So far, pretty satisfied. Most programs I use are qt or kde related or from mozilla.org anyway and I wanted to install it with minimum deps.

I used xfce 4.6.1 for a long time but changed to kde 4 once 4.4.x surfaced. Now I am back at home.

Reply Score: 2

RE: Using it too
by Temcat on Wed 19th Jan 2011 18:35 UTC in reply to "Using it too"
Temcat Member since:
2005-10-18

If you've used the new 4.8 version, could you by chance answer this question of mine about desktop icons:

http://www.osnews.com/permalink?458850

Thank you in advance!

Reply Score: 2

Stupid Gentoo
by FunkyELF on Tue 18th Jan 2011 15:20 UTC
FunkyELF
Member since:
2006-07-26

Tried to upgrade yesterday using portage and half the packages went to 4.8 while others stayed at 4.6.
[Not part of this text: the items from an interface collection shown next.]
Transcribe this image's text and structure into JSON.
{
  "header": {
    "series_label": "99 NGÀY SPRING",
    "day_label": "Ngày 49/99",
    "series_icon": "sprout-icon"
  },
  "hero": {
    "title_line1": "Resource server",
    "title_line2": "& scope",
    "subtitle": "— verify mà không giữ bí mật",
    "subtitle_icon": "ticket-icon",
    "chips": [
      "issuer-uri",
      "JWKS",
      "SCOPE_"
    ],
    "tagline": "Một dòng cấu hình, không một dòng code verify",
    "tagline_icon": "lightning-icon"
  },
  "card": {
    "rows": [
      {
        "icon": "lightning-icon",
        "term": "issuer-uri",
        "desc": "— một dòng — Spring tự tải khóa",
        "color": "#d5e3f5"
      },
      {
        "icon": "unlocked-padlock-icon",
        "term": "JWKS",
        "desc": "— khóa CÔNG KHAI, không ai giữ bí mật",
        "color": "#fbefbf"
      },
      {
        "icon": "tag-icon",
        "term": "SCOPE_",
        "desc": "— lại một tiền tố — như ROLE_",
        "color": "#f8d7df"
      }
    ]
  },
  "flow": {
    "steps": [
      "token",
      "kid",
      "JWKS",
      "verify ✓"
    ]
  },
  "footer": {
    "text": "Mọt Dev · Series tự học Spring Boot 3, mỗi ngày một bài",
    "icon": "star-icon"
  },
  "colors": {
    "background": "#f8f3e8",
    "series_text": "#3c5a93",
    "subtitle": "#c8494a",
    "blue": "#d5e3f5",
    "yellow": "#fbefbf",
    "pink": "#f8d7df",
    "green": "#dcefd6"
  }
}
Log into xfce and menu doesn't work, icons are all white boxes with red X's.

Now its nearly impossible to revert back to the 4.6 series.... package.mask and such

Reply Score: 1
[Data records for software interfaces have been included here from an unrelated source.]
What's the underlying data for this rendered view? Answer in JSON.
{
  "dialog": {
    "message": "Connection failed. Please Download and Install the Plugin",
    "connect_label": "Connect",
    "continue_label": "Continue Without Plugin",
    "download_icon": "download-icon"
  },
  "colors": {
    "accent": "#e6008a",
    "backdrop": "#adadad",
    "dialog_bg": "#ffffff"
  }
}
RE: Stupid Gentoo
by TheGZeus on Tue 18th Jan 2011 15:33 UTC in reply to "Stupid Gentoo"
TheGZeus Member since:
2010-05-19

Comment title says what I planned on saying.
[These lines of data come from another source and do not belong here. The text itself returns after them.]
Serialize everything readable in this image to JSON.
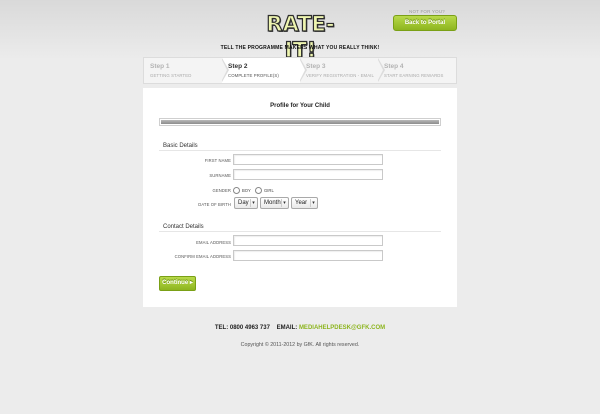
{
  "header": {
    "logo_text": "RATE-IT!",
    "not_you": "NOT FOR YOU?",
    "portal_button": "Back to Portal",
    "tagline": "TELL THE PROGRAMME MAKERS WHAT YOU REALLY THINK!"
  },
  "steps": [
    {
      "title": "Step 1",
      "subtitle": "GETTING STARTED"
    },
    {
      "title": "Step 2",
      "subtitle": "COMPLETE PROFILE(S)"
    },
    {
      "title": "Step 3",
      "subtitle": "VERIFY REGISTRATION - EMAIL"
    },
    {
      "title": "Step 4",
      "subtitle": "START EARNING REWARDS"
    }
  ],
  "form": {
    "title": "Profile for Your Child",
    "progress_fraction": 1.0,
    "basic_details": {
      "heading": "Basic Details",
      "first_name_label": "FIRST NAME",
      "first_name_value": "",
      "surname_label": "SURNAME",
      "surname_value": "",
      "gender_label": "GENDER",
      "gender_options": [
        "BOY",
        "GIRL"
      ],
      "dob_label": "DATE OF BIRTH",
      "dob_day": "Day",
      "dob_month": "Month",
      "dob_year": "Year"
    },
    "contact_details": {
      "heading": "Contact Details",
      "email_label": "EMAIL ADDRESS",
      "email_value": "",
      "confirm_email_label": "CONFIRM EMAIL ADDRESS",
      "confirm_email_value": ""
    },
    "continue_button": "Continue ▸"
  },
  "footer": {
    "tel_label": "TEL:",
    "tel_value": "0800 4963 737",
    "email_label": "EMAIL:",
    "email_value": "MEDIAHELPDESK@GFK.COM",
    "copyright": "Copyright © 2011-2012 by GfK. All rights reserved."
  },
  "colors": {
    "accent_green": "#8db51f",
    "background": "#ececec"
  }
}
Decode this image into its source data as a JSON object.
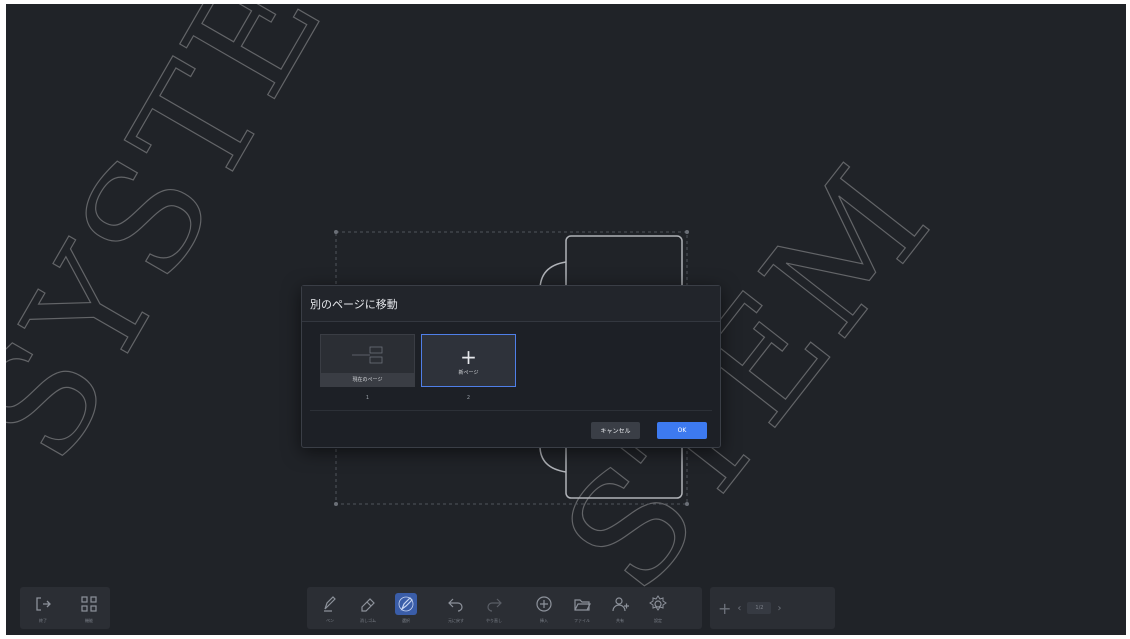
{
  "watermark": {
    "text_left": "SYSTE",
    "text_right": "STEM"
  },
  "dialog": {
    "title": "別のページに移動",
    "pages": [
      {
        "label": "現在のページ",
        "number": "1",
        "selected": false
      },
      {
        "label": "新ページ",
        "number": "2",
        "selected": true,
        "icon": "plus-icon"
      }
    ],
    "cancel_label": "キャンセル",
    "ok_label": "OK",
    "accent_color": "#3d7af0"
  },
  "toolbar": {
    "left": [
      {
        "icon": "exit-icon",
        "label": "終了"
      },
      {
        "icon": "apps-icon",
        "label": "機能"
      }
    ],
    "tools": [
      {
        "icon": "pen-icon",
        "label": "ペン"
      },
      {
        "icon": "eraser-icon",
        "label": "消しゴム"
      },
      {
        "icon": "select-icon",
        "label": "選択",
        "active": true
      },
      {
        "icon": "undo-icon",
        "label": "元に戻す"
      },
      {
        "icon": "redo-icon",
        "label": "やり直し"
      },
      {
        "icon": "insert-icon",
        "label": "挿入"
      },
      {
        "icon": "folder-icon",
        "label": "ファイル"
      },
      {
        "icon": "share-icon",
        "label": "共有"
      },
      {
        "icon": "settings-icon",
        "label": "設定"
      }
    ],
    "pager": {
      "indicator": "1/2"
    }
  }
}
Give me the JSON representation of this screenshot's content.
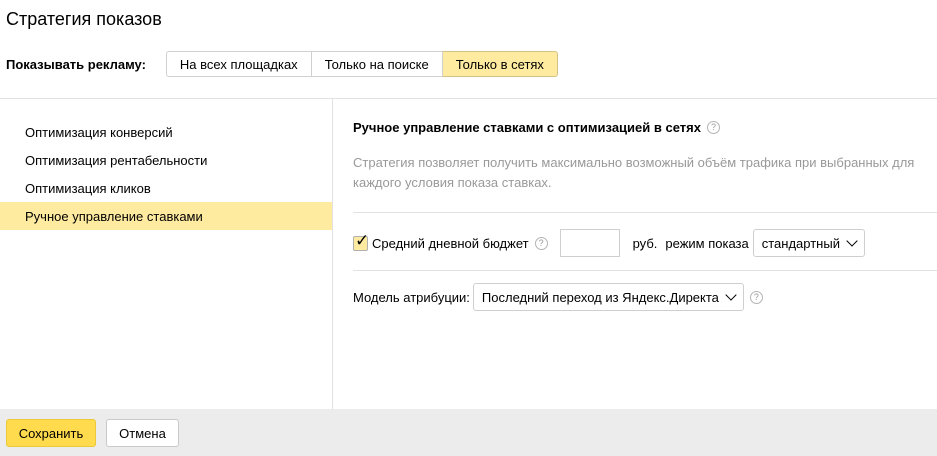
{
  "title": "Стратегия показов",
  "show_ads": {
    "label": "Показывать рекламу:",
    "options": [
      "На всех площадках",
      "Только на поиске",
      "Только в сетях"
    ],
    "selected_index": 2
  },
  "strategies": {
    "items": [
      "Оптимизация конверсий",
      "Оптимизация рентабельности",
      "Оптимизация кликов",
      "Ручное управление ставками"
    ],
    "selected_index": 3
  },
  "detail": {
    "heading": "Ручное управление ставками с оптимизацией в сетях",
    "help_icon": "?",
    "description": "Стратегия позволяет получить максимально возможный объём трафика при выбранных для каждого условия показа ставках.",
    "budget": {
      "checked": true,
      "label": "Средний дневной бюджет",
      "value": "",
      "currency": "руб.",
      "mode_label": "режим показа",
      "mode_value": "стандартный"
    },
    "attribution": {
      "label": "Модель атрибуции:",
      "value": "Последний переход из Яндекс.Директа"
    }
  },
  "footer": {
    "save_label": "Сохранить",
    "cancel_label": "Отмена"
  },
  "colors": {
    "accent_yellow": "#ffdb4d",
    "selected_bg": "#ffeba0"
  }
}
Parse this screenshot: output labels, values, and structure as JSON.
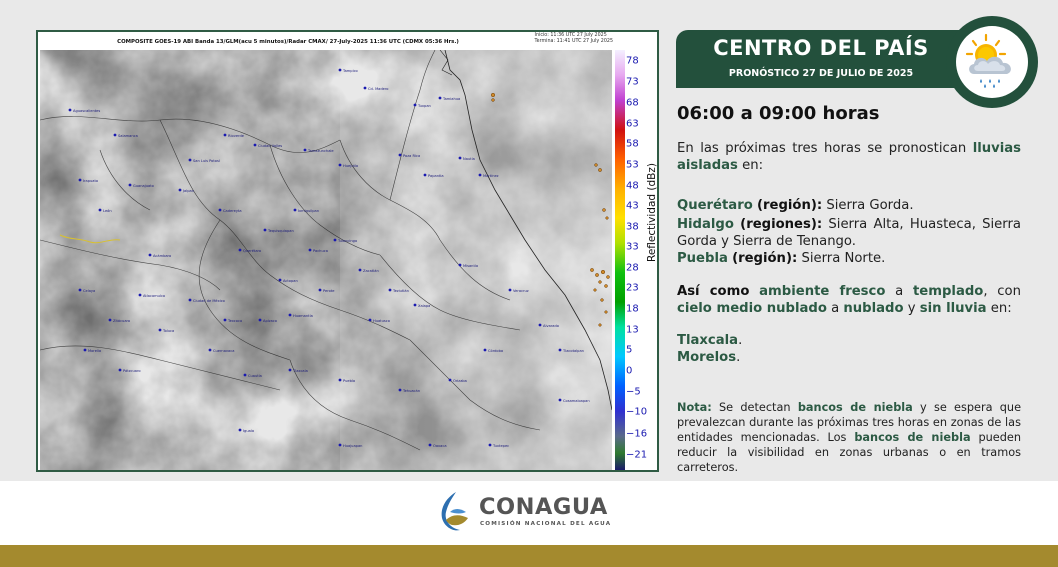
{
  "satellite": {
    "header_title": "COMPOSITE GOES-19 ABI Banda 13/GLM(acu 5 minutos)/Radar CMAX/ 27-July-2025 11:36 UTC  (CDMX  05:36 Hrs.)",
    "start_time": "Inicio: 11:36 UTC 27 July 2025",
    "end_time": "Termina: 11:41 UTC 27 July 2025",
    "colorbar_label": "Reflectividad (dBz)",
    "colorbar_ticks": [
      "78",
      "73",
      "68",
      "63",
      "58",
      "53",
      "48",
      "43",
      "38",
      "33",
      "28",
      "23",
      "18",
      "13",
      "5",
      "0",
      "−5",
      "−10",
      "−16",
      "−21"
    ],
    "city_labels": [
      "Tampico",
      "Ciudad Valles",
      "Tamazunchale",
      "Tuxpan",
      "Poza Rica",
      "Xalapa",
      "Veracruz",
      "Pachuca",
      "Querétaro",
      "Guanajuato",
      "Morelia",
      "Toluca",
      "Cuernavaca",
      "Puebla",
      "Tlaxcala",
      "Tehuacán",
      "Orizaba",
      "Córdoba",
      "Chilpancingo",
      "Acapulco",
      "Oaxaca",
      "Iguala",
      "Taxco",
      "Cuautla",
      "Celaya",
      "León",
      "Irapuato",
      "Zacatecas",
      "Aguascalientes",
      "San Luis Potosí",
      "Lagos de Moreno",
      "Uruapan",
      "Zitácuaro",
      "Huajuapan",
      "Tlapa",
      "Atlacomulco",
      "Apizaco",
      "Tulancingo",
      "Teziutlán",
      "Perote",
      "Martínez",
      "Papantla",
      "Coatzintla",
      "Naolinco",
      "Huatusco",
      "Tierra Blanca",
      "Cosamaloapan",
      "Alvarado",
      "Boca del Río",
      "Lerma",
      "Ciudad de México",
      "Zihuatanejo",
      "Lázaro Cárdenas",
      "Pátzcuaro",
      "Salamanca",
      "Apatzingán",
      "Tecpan",
      "Ometepec",
      "Pinotepa",
      "Puerto Escondido",
      "Tuxtepec",
      "Juchitán",
      "Miahuatlán",
      "Zaachila"
    ]
  },
  "header": {
    "title": "CENTRO DEL PAÍS",
    "subtitle": "PRONÓSTICO 27 DE JULIO DE 2025",
    "icon": "sun-cloud-rain-icon"
  },
  "forecast": {
    "time_range": "06:00 a 09:00 horas",
    "intro_a": "En las próximas tres horas se pronostican",
    "intro_highlight": "lluvias aisladas",
    "intro_b": "en:",
    "regions": [
      {
        "state": "Querétaro",
        "kind": "(región):",
        "places": "Sierra Gorda."
      },
      {
        "state": "Hidalgo",
        "kind": "(regiones):",
        "places": "Sierra Alta, Huasteca, Sierra Gorda y  Sierra de Tenango."
      },
      {
        "state": "Puebla",
        "kind": "(región):",
        "places": "Sierra Norte."
      }
    ],
    "also_lead": "Así como",
    "also_w1": "ambiente fresco",
    "also_t1": "a",
    "also_w2": "templado",
    "also_t2": ", con",
    "also_w3": "cielo medio nublado",
    "also_t3": "a",
    "also_w4": "nublado",
    "also_t4": "y",
    "also_w5": "sin lluvia",
    "also_t5": "en:",
    "states2": [
      "Tlaxcala",
      "Morelos"
    ],
    "note_label": "Nota:",
    "note_a": "Se detectan",
    "note_h1": "bancos de niebla",
    "note_b": "y se espera que prevalezcan durante las próximas tres horas en zonas de las entidades mencionadas. Los",
    "note_h2": "bancos de niebla",
    "note_c": "pueden reducir la visibilidad en zonas urbanas o en tramos carreteros."
  },
  "footer": {
    "logo_name": "CONAGUA",
    "logo_subtitle": "COMISIÓN NACIONAL DEL AGUA",
    "logo_icon": "conagua-logo-icon",
    "bar_color": "#a48a2e"
  },
  "colors": {
    "brand_green": "#23503c",
    "highlight_green": "#2c5a44"
  }
}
Reply Score: 3

Well... again
by Jason Bourne on Tue 18th Jan 2011 16:21 UTC
Jason Bourne
Member since:
2007-06-02

I am not saying that Xfce is meant to have a spotlight on in Hollywood. I am not saying that its developers should strive for this. When things have a certain appeal, things just happens naturally. Look how simple Unity is, and the stir that is causing.

Xfce does not have any appeal, apart the appeal some users feel when they use a Windows 95-esque look & feel. For me, that's odd. I know that GNOME and GTK in general has this certain look, but Canonical learned a lesson and actually improved Ubuntu's themes on top of ole GTK. You can also see the difference after using GNOME and Xfce, with the same theme. It's just wacko.

Not to mention that it started as a Mac bar emulation...

Reply Score: 2

RE: Well... again
by TheGZeus on Tue 18th Jan 2011 19:51 UTC in reply to "Well... again"
TheGZeus Member since:
2010-05-19

You approve of Ubuntu.
I rest my case.

Reply Score: 2

RE[2]: Well... again
by Jason Bourne on Tue 18th Jan 2011 22:06 UTC in reply to "RE: Well... again"
Jason Bourne Member since:
2007-06-02

You approve of Ubuntu.
I rest my case.


I don't approve Ubuntu. I said Canonical HELPED, improved some GTK themes to look better. Under the hood, it's still wacko.

Reply Score: 2

RE: Well... again
by KLU9 on Wed 19th Jan 2011 15:15 UTC in reply to "Well... again"
KLU9 Member since:
2006-12-06

Not to mention that it started as a Mac bar emulation...

Really? IIRC Xfce started as a CDE clone.

ah yes: http://en.wikipedia.org/wiki/Xfce#First_versions

Reply Score: 2

always thought it was pronounced "xface"
by Sabon on Tue 18th Jan 2011 16:46 UTC
Sabon
Member since:
2005-07-06

always thought it was pronounced "xface". But then I've never used it.

Reply Score: 3

How does this affect Thunar?
by Thomas2005 on Tue 18th Jan 2011 17:49 UTC
Thomas2005
Member since:
2005-11-07

I am in the process of building a FreeBSD system and Thunar is the only thing in xfce that I use. I found the following link in the FreeBSD forums that might shed some light on what has changed.

http://forum.xfce.org/viewtopic.php?id=5655

Based on what I read it seems like plugins and panels are the items that will have problems. I really hope this does not affect Thunar because it has an excellent file renaming feature that has helped me many times.

Reply Score: 1

RE: How does this affect Thunar?
by TheGZeus on Tue 18th Jan 2011 19:54 UTC in reply to "How does this affect Thunar?"
TheGZeus Member since:
2010-05-19

Yeah, it's a nice graphical file manager.
It depends on too much of XFCE (the panel??? SERIOUSLY??), but yeah.

I use zsh and/or wdired, but yeah.

Reply Score: 2

Well... again and again
by Jason Bourne on Tue 18th Jan 2011 19:09 UTC
Jason Bourne
Member since:
2007-06-02

GNOME Shell is doing what... pushing UI off the Win95 realm? It is such a shame that GNOME Shell is "over-envisioned". I sincerely didn't understand why the huge focus on workspaces. To me it's a completely waste of time, specially when you see the screenshots of GNOME Shell which show nothing but workspaces selection, on every screenshot available. I thought we could have a decent taskbar, organized menus, but in fact the thing is even messier than before.

I will leave GNOME Shell for the V's...

Reply Score: 4